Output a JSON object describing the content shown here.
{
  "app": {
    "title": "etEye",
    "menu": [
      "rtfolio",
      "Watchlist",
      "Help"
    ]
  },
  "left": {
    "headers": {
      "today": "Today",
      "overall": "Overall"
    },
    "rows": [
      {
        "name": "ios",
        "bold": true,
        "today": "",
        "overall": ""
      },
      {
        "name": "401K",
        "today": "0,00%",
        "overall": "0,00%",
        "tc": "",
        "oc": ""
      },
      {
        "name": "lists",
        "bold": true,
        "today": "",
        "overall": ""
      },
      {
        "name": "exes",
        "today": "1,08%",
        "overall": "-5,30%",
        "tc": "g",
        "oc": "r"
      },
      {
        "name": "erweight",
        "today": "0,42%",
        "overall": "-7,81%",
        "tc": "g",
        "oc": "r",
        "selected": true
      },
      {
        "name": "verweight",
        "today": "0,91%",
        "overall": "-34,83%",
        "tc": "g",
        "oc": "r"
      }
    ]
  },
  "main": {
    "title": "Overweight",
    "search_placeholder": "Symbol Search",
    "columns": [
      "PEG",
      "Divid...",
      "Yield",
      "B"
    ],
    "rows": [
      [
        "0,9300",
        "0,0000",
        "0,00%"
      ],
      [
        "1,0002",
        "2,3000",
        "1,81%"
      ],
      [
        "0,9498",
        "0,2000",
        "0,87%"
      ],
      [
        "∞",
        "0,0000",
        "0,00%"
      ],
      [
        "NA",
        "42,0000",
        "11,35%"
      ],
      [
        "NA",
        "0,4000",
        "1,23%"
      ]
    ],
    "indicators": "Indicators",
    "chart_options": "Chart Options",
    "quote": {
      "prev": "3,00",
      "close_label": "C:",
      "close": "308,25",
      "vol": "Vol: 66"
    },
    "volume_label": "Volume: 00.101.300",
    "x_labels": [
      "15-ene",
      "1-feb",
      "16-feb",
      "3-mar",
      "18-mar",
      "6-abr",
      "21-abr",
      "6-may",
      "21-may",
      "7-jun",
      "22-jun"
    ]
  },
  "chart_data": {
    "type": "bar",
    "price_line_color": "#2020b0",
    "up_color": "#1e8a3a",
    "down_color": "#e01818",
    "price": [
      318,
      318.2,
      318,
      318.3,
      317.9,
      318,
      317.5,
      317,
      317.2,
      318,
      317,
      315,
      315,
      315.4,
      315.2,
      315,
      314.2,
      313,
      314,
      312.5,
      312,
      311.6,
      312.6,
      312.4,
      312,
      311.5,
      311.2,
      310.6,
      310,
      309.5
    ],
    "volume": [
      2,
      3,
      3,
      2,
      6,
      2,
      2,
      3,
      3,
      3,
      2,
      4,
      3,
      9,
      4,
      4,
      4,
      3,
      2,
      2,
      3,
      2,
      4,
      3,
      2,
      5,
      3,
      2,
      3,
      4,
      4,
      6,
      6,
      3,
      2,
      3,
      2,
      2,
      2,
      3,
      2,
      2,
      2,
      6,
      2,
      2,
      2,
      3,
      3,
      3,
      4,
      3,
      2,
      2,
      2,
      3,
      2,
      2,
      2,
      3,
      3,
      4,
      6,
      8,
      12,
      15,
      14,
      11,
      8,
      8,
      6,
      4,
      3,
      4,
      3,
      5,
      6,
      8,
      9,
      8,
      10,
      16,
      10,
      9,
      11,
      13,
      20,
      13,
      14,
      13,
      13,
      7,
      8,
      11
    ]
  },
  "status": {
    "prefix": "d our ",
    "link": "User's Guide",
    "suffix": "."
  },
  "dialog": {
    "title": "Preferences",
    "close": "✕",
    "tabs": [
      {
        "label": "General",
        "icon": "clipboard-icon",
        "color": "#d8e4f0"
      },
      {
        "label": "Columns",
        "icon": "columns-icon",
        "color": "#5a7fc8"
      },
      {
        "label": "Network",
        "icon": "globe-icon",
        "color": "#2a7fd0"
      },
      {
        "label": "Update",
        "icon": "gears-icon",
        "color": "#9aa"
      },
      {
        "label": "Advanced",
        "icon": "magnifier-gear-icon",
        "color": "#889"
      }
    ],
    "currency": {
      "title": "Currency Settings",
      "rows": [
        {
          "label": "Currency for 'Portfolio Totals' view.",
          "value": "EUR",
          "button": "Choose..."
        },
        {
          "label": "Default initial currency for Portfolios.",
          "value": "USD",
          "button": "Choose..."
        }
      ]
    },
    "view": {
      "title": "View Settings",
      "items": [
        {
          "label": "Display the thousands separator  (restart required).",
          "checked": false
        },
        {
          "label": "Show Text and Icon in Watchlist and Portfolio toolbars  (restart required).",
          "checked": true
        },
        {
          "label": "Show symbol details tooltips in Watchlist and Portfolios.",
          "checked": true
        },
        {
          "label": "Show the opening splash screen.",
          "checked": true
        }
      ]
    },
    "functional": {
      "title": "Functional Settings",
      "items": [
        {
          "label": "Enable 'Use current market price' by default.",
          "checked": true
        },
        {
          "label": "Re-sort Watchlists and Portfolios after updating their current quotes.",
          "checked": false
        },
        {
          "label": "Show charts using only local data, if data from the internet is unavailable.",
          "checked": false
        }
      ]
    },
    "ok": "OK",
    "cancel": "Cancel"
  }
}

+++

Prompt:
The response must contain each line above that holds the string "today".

Exercise solution:
      "today": "Today",
        "today": "",
        "today": "0,00%",
        "today": "",
        "today": "1,08%",
        "today": "0,42%",
        "today": "0,91%",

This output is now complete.